At its January 14 meeting, the Landmarks Commission dealt with two controversial issues, denying designation for the ficus trees on 2nd and 4th Streets, and denying a Certificate of Appropriateness for a proposed project in the Third Street Historic District.
The battle to save the 54 ficus trees, slated by the City to be relocated or composted depending on their condition, was brought before the Landmarks Commission in November by the Treesavers group. The decision to vote on designation was postponed at the request of Treesavers, to allow the group time for research that could be presented to support landmark status for the trees.
Treesavers gave a PowerPoint presentation that told the story of how the trees came to be planted in the downtown area. In 1961-62, a woman named Jacqueline Girion, a community volunteer and mother of five, organized a “beautification” effort in Santa Monica, initiated by the Chamber of Commerce, to which she belonged. Girion’s committee of women succeeded in getting the City to plant the trees as part of the downtown rebuilding plan approved by the City in February 1961.
Two of Girion’s sons, Shephard and Woody Girion, spoke about their memories of accompanying their mother as she campaigned for the planting of the trees.
“Many people have vision,” Woody Girion told the Commission, “but it’s another thing to follow through on that vision.” He described the beautification committee as “part of the community’s soul.”
About 30 tree supporters spoke to the Commission, several of them pleading for recognition of Girion as a pioneering environmental crusader and activist at a time when women were still mostly confined to the role of housewife.
One tree supporter brought out a guitar and sang “Trees,” the musical setting of the poem by Joyce Kilmer.
Representing the City, Assistant City Manager Gordon Anderson reiterated the position that the City needed to move forward on the removal of the trees because of a timeline on federal funding for downtown redevelopment.
While the Commissioners admitted that they were “moved” by the Treesavers’ presentation and the new information about the history of the downtown beautification process, they were not convinced that the research proved that the ficus trees, as a group, were worthy of designation.
Ruthann Lehrer thought that it would be possible to designate the trees because Jacqueline Girion could be regarded as a “historic personage” and because of the association of the trees with the development of the Third Street mall.
The other Commissioners were inclined to agree with the City staff report’s finding that Girion and her committee were not linked to the larger women’s or environmental movements, and that the 2nd and 4th Street ficus trees were not unique to the City nor was their presence on the two streets an especially unique feature. The Commission voted to deny designation, with Lehrer as the sole dissenter.

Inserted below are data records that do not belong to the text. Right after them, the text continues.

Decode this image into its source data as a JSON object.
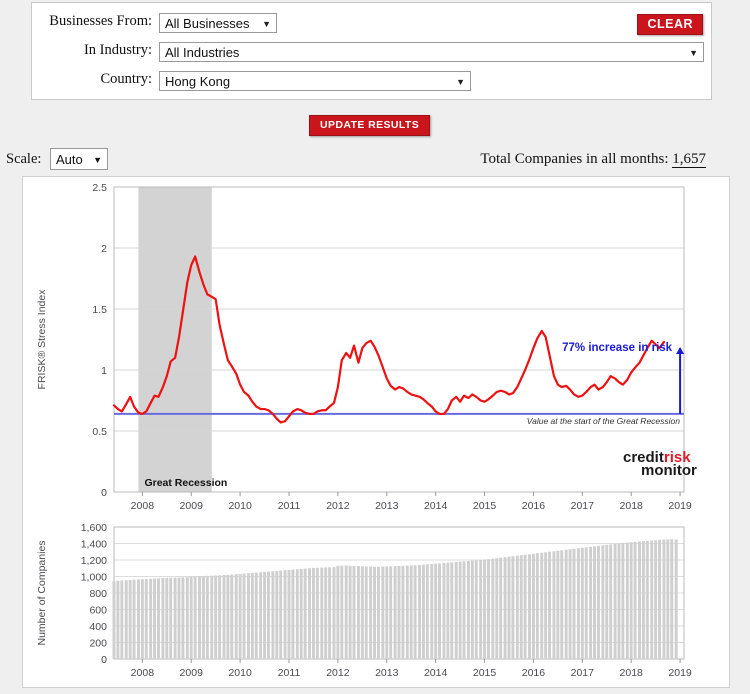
{
  "filters": {
    "businesses_from": {
      "label": "Businesses From:",
      "value": "All Businesses",
      "caret": "chevron-down-icon"
    },
    "in_industry": {
      "label": "In Industry:",
      "value": "All Industries",
      "caret": "chevron-down-icon"
    },
    "country": {
      "label": "Country:",
      "value": "Hong Kong",
      "caret": "chevron-down-icon"
    },
    "clear_label": "CLEAR"
  },
  "update_results_label": "UPDATE RESULTS",
  "scale": {
    "label": "Scale:",
    "value": "Auto",
    "caret": "chevron-down-icon"
  },
  "totals": {
    "prefix": "Total Companies in all months:",
    "value": "1,657"
  },
  "logo": {
    "part1": "credit",
    "part2": "risk",
    "part3": "monitor"
  },
  "colors": {
    "accent_red": "#c9151b",
    "line_red": "#ee1111",
    "baseline_blue": "#6a6ae0",
    "annotation_blue": "#1a1ad6",
    "recession_band": "#d3d3d3",
    "bar_gray": "#cfcfcf"
  },
  "chart_data": [
    {
      "type": "line",
      "id": "frisk-stress-index",
      "title": "",
      "xlabel": "",
      "ylabel": "FRISK® Stress Index",
      "ylim": [
        0,
        2.5
      ],
      "yticks": [
        0,
        0.5,
        1,
        1.5,
        2,
        2.5
      ],
      "ytick_labels": [
        "0",
        "0.5",
        "1",
        "1.5",
        "2",
        "2.5"
      ],
      "xlim": [
        2007.42,
        2019.08
      ],
      "xticks": [
        2008,
        2009,
        2010,
        2011,
        2012,
        2013,
        2014,
        2015,
        2016,
        2017,
        2018,
        2019
      ],
      "xtick_labels": [
        "2008",
        "2009",
        "2010",
        "2011",
        "2012",
        "2013",
        "2014",
        "2015",
        "2016",
        "2017",
        "2018",
        "2019"
      ],
      "grid": true,
      "legend": "none",
      "annotations": [
        {
          "name": "great-recession-band",
          "text": "Great Recession",
          "x_start": 2007.92,
          "x_end": 2009.42
        },
        {
          "name": "baseline-label",
          "text": "Value at the start of the Great Recession",
          "y": 0.64
        },
        {
          "name": "increase-callout",
          "text": "77% increase in risk"
        }
      ],
      "baseline_value": 0.64,
      "series": [
        {
          "name": "FRISK® Stress Index",
          "color": "#ee1111",
          "x": [
            2007.42,
            2007.5,
            2007.58,
            2007.67,
            2007.75,
            2007.83,
            2007.92,
            2008.0,
            2008.08,
            2008.17,
            2008.25,
            2008.33,
            2008.42,
            2008.5,
            2008.58,
            2008.67,
            2008.75,
            2008.83,
            2008.92,
            2009.0,
            2009.08,
            2009.17,
            2009.25,
            2009.33,
            2009.42,
            2009.5,
            2009.58,
            2009.67,
            2009.75,
            2009.83,
            2009.92,
            2010.0,
            2010.08,
            2010.17,
            2010.25,
            2010.33,
            2010.42,
            2010.5,
            2010.58,
            2010.67,
            2010.75,
            2010.83,
            2010.92,
            2011.0,
            2011.08,
            2011.17,
            2011.25,
            2011.33,
            2011.42,
            2011.5,
            2011.58,
            2011.67,
            2011.75,
            2011.83,
            2011.92,
            2012.0,
            2012.08,
            2012.17,
            2012.25,
            2012.33,
            2012.42,
            2012.5,
            2012.58,
            2012.67,
            2012.75,
            2012.83,
            2012.92,
            2013.0,
            2013.08,
            2013.17,
            2013.25,
            2013.33,
            2013.42,
            2013.5,
            2013.58,
            2013.67,
            2013.75,
            2013.83,
            2013.92,
            2014.0,
            2014.08,
            2014.17,
            2014.25,
            2014.33,
            2014.42,
            2014.5,
            2014.58,
            2014.67,
            2014.75,
            2014.83,
            2014.92,
            2015.0,
            2015.08,
            2015.17,
            2015.25,
            2015.33,
            2015.42,
            2015.5,
            2015.58,
            2015.67,
            2015.75,
            2015.83,
            2015.92,
            2016.0,
            2016.08,
            2016.17,
            2016.25,
            2016.33,
            2016.42,
            2016.5,
            2016.58,
            2016.67,
            2016.75,
            2016.83,
            2016.92,
            2017.0,
            2017.08,
            2017.17,
            2017.25,
            2017.33,
            2017.42,
            2017.5,
            2017.58,
            2017.67,
            2017.75,
            2017.83,
            2017.92,
            2018.0,
            2018.08,
            2018.17,
            2018.25,
            2018.33,
            2018.42,
            2018.5,
            2018.58,
            2018.67,
            2018.75,
            2018.83,
            2018.92,
            2019.0
          ],
          "y": [
            0.71,
            0.68,
            0.66,
            0.72,
            0.78,
            0.7,
            0.65,
            0.64,
            0.66,
            0.73,
            0.79,
            0.78,
            0.86,
            0.95,
            1.07,
            1.1,
            1.27,
            1.48,
            1.72,
            1.86,
            1.93,
            1.8,
            1.7,
            1.62,
            1.6,
            1.58,
            1.37,
            1.21,
            1.08,
            1.03,
            0.97,
            0.88,
            0.82,
            0.79,
            0.74,
            0.7,
            0.68,
            0.68,
            0.67,
            0.64,
            0.6,
            0.57,
            0.58,
            0.62,
            0.66,
            0.68,
            0.67,
            0.65,
            0.64,
            0.64,
            0.66,
            0.67,
            0.67,
            0.7,
            0.73,
            0.86,
            1.08,
            1.14,
            1.1,
            1.2,
            1.06,
            1.18,
            1.22,
            1.24,
            1.19,
            1.12,
            1.02,
            0.93,
            0.87,
            0.84,
            0.86,
            0.85,
            0.82,
            0.8,
            0.79,
            0.78,
            0.76,
            0.73,
            0.7,
            0.66,
            0.64,
            0.64,
            0.68,
            0.75,
            0.78,
            0.74,
            0.79,
            0.77,
            0.8,
            0.78,
            0.75,
            0.74,
            0.76,
            0.79,
            0.82,
            0.83,
            0.82,
            0.8,
            0.81,
            0.86,
            0.93,
            1.0,
            1.09,
            1.18,
            1.26,
            1.32,
            1.27,
            1.12,
            0.95,
            0.88,
            0.86,
            0.87,
            0.84,
            0.8,
            0.78,
            0.79,
            0.82,
            0.86,
            0.88,
            0.84,
            0.86,
            0.9,
            0.95,
            0.93,
            0.9,
            0.88,
            0.92,
            0.98,
            1.02,
            1.06,
            1.12,
            1.18,
            1.24,
            1.21,
            1.18,
            1.23
          ]
        }
      ]
    },
    {
      "type": "bar",
      "id": "number-of-companies",
      "title": "",
      "xlabel": "",
      "ylabel": "Number of Companies",
      "ylim": [
        0,
        1600
      ],
      "yticks": [
        0,
        200,
        400,
        600,
        800,
        1000,
        1200,
        1400,
        1600
      ],
      "ytick_labels": [
        "0",
        "200",
        "400",
        "600",
        "800",
        "1,000",
        "1,200",
        "1,400",
        "1,600"
      ],
      "xticks": [
        2008,
        2009,
        2010,
        2011,
        2012,
        2013,
        2014,
        2015,
        2016,
        2017,
        2018,
        2019
      ],
      "xtick_labels": [
        "2008",
        "2009",
        "2010",
        "2011",
        "2012",
        "2013",
        "2014",
        "2015",
        "2016",
        "2017",
        "2018",
        "2019"
      ],
      "grid": true,
      "legend": "none",
      "categories": [
        2007.42,
        2007.5,
        2007.58,
        2007.67,
        2007.75,
        2007.83,
        2007.92,
        2008.0,
        2008.08,
        2008.17,
        2008.25,
        2008.33,
        2008.42,
        2008.5,
        2008.58,
        2008.67,
        2008.75,
        2008.83,
        2008.92,
        2009.0,
        2009.08,
        2009.17,
        2009.25,
        2009.33,
        2009.42,
        2009.5,
        2009.58,
        2009.67,
        2009.75,
        2009.83,
        2009.92,
        2010.0,
        2010.08,
        2010.17,
        2010.25,
        2010.33,
        2010.42,
        2010.5,
        2010.58,
        2010.67,
        2010.75,
        2010.83,
        2010.92,
        2011.0,
        2011.08,
        2011.17,
        2011.25,
        2011.33,
        2011.42,
        2011.5,
        2011.58,
        2011.67,
        2011.75,
        2011.83,
        2011.92,
        2012.0,
        2012.08,
        2012.17,
        2012.25,
        2012.33,
        2012.42,
        2012.5,
        2012.58,
        2012.67,
        2012.75,
        2012.83,
        2012.92,
        2013.0,
        2013.08,
        2013.17,
        2013.25,
        2013.33,
        2013.42,
        2013.5,
        2013.58,
        2013.67,
        2013.75,
        2013.83,
        2013.92,
        2014.0,
        2014.08,
        2014.17,
        2014.25,
        2014.33,
        2014.42,
        2014.5,
        2014.58,
        2014.67,
        2014.75,
        2014.83,
        2014.92,
        2015.0,
        2015.08,
        2015.17,
        2015.25,
        2015.33,
        2015.42,
        2015.5,
        2015.58,
        2015.67,
        2015.75,
        2015.83,
        2015.92,
        2016.0,
        2016.08,
        2016.17,
        2016.25,
        2016.33,
        2016.42,
        2016.5,
        2016.58,
        2016.67,
        2016.75,
        2016.83,
        2016.92,
        2017.0,
        2017.08,
        2017.17,
        2017.25,
        2017.33,
        2017.42,
        2017.5,
        2017.58,
        2017.67,
        2017.75,
        2017.83,
        2017.92,
        2018.0,
        2018.08,
        2018.17,
        2018.25,
        2018.33,
        2018.42,
        2018.5,
        2018.58,
        2018.67,
        2018.75,
        2018.83,
        2018.92,
        2019.0
      ],
      "values": [
        940,
        948,
        952,
        955,
        958,
        962,
        965,
        968,
        970,
        972,
        975,
        978,
        980,
        982,
        984,
        986,
        988,
        990,
        992,
        1000,
        1002,
        1004,
        1006,
        1008,
        1010,
        1012,
        1015,
        1018,
        1020,
        1024,
        1028,
        1032,
        1036,
        1040,
        1044,
        1048,
        1052,
        1056,
        1060,
        1064,
        1068,
        1072,
        1076,
        1080,
        1084,
        1088,
        1092,
        1096,
        1100,
        1104,
        1106,
        1108,
        1110,
        1112,
        1114,
        1130,
        1132,
        1134,
        1130,
        1128,
        1126,
        1124,
        1122,
        1120,
        1118,
        1118,
        1120,
        1122,
        1124,
        1126,
        1128,
        1130,
        1132,
        1134,
        1136,
        1140,
        1144,
        1148,
        1152,
        1156,
        1160,
        1164,
        1168,
        1172,
        1176,
        1180,
        1184,
        1188,
        1192,
        1196,
        1200,
        1204,
        1210,
        1216,
        1222,
        1228,
        1234,
        1240,
        1246,
        1252,
        1258,
        1264,
        1270,
        1276,
        1282,
        1288,
        1294,
        1300,
        1306,
        1312,
        1318,
        1324,
        1330,
        1336,
        1342,
        1348,
        1354,
        1360,
        1366,
        1372,
        1378,
        1384,
        1390,
        1396,
        1402,
        1408,
        1412,
        1416,
        1420,
        1424,
        1428,
        1432,
        1436,
        1440,
        1444,
        1448,
        1450,
        1452,
        1450
      ]
    }
  ]
}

Treesaver activist Jerry Rubin met with supporters outside the meeting chamber after the decision and told them “we’re not through yet.” Rubin said he was planning to appeal the Landmarks Commission’s decision to the City Council.
The Commission then took up the matter of the proposed project at 2617 1/2 3rd Street. The plans of owner Mark Woollen to build an addition to a non-contributing structure in the rear of his property, a Third Street Historic District contributor, were strongly opposed by a number of area residents, who maintained that the proposed design of the rear structure was too modern and too visible from the street.

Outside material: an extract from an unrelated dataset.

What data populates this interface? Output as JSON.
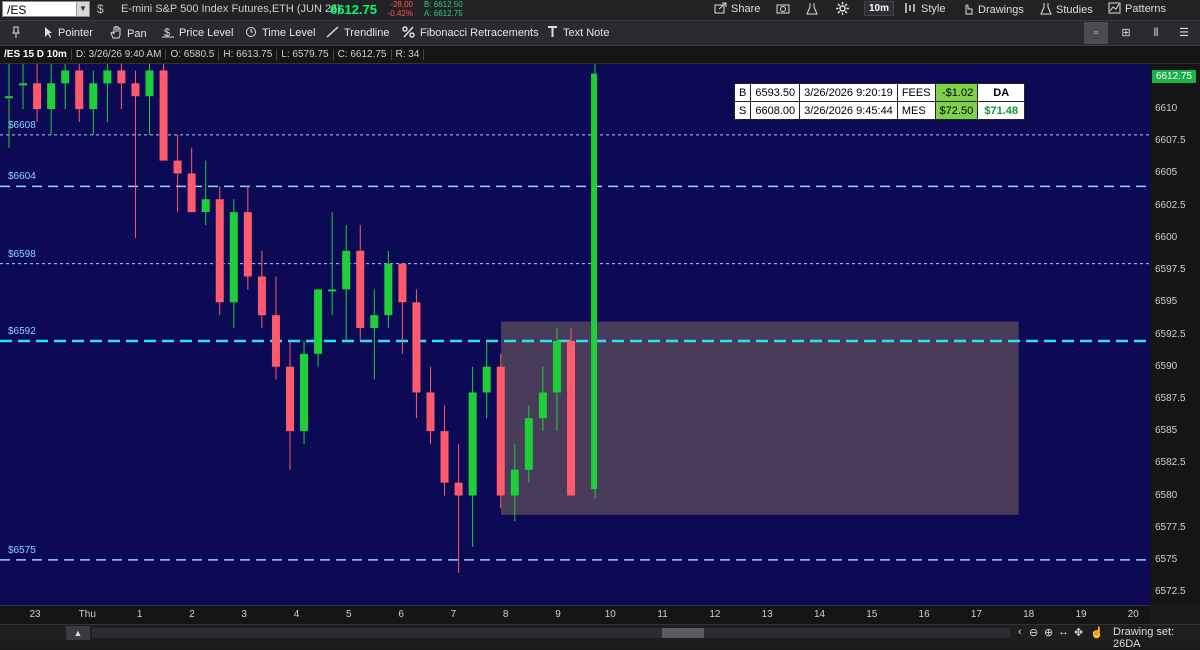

The project’s architect, Michael Folonis, had been before the Commission several times, refining his design for the project. At the January 14 meeting, he presented his most recent modification of the design, incorporating suggestions made by the Commission. The height of the structure had been reduced by 1-1/2 feet; a cantilevered section had been reduced in size from 19 feet 2 inches to 16 feet 1 inch. Changes had also been made to the windows, siding, and roof overhangs to make the building more compatible with other structures in the neighborhood.
Still, the Commission heard from almost 40 residents, most of whom were against approval of the project.
One opponent, Richard Orton, said that to claim that the proposed design was compatible with the other houses in the area was like “putting a goat in a chicken coop and putting feathers on it.”
A few speakers supported Woollen’s efforts to get the project approved. He was described as a “sensitive and caring person” and one who had made a “tremendous effort to comply with the City.”
Commissioners John Berley, Barbara Kaplan, and Ruth Shari expressed their support for the project. Commission Chair Nina Fresco sided with the opponents. Despite the improvements made to the design, she said, “I just can’t get there.” Margaret Bach also was unable to support the project, as she said it seemed to her that it would be too visible from the street.
Commissioners Roger Genser and Lehrer had recused themselves from voting on the issue. The vote was 3-2 in favor of the project, but since four votes are required for passage, the Certificate of Appropriateness was denied.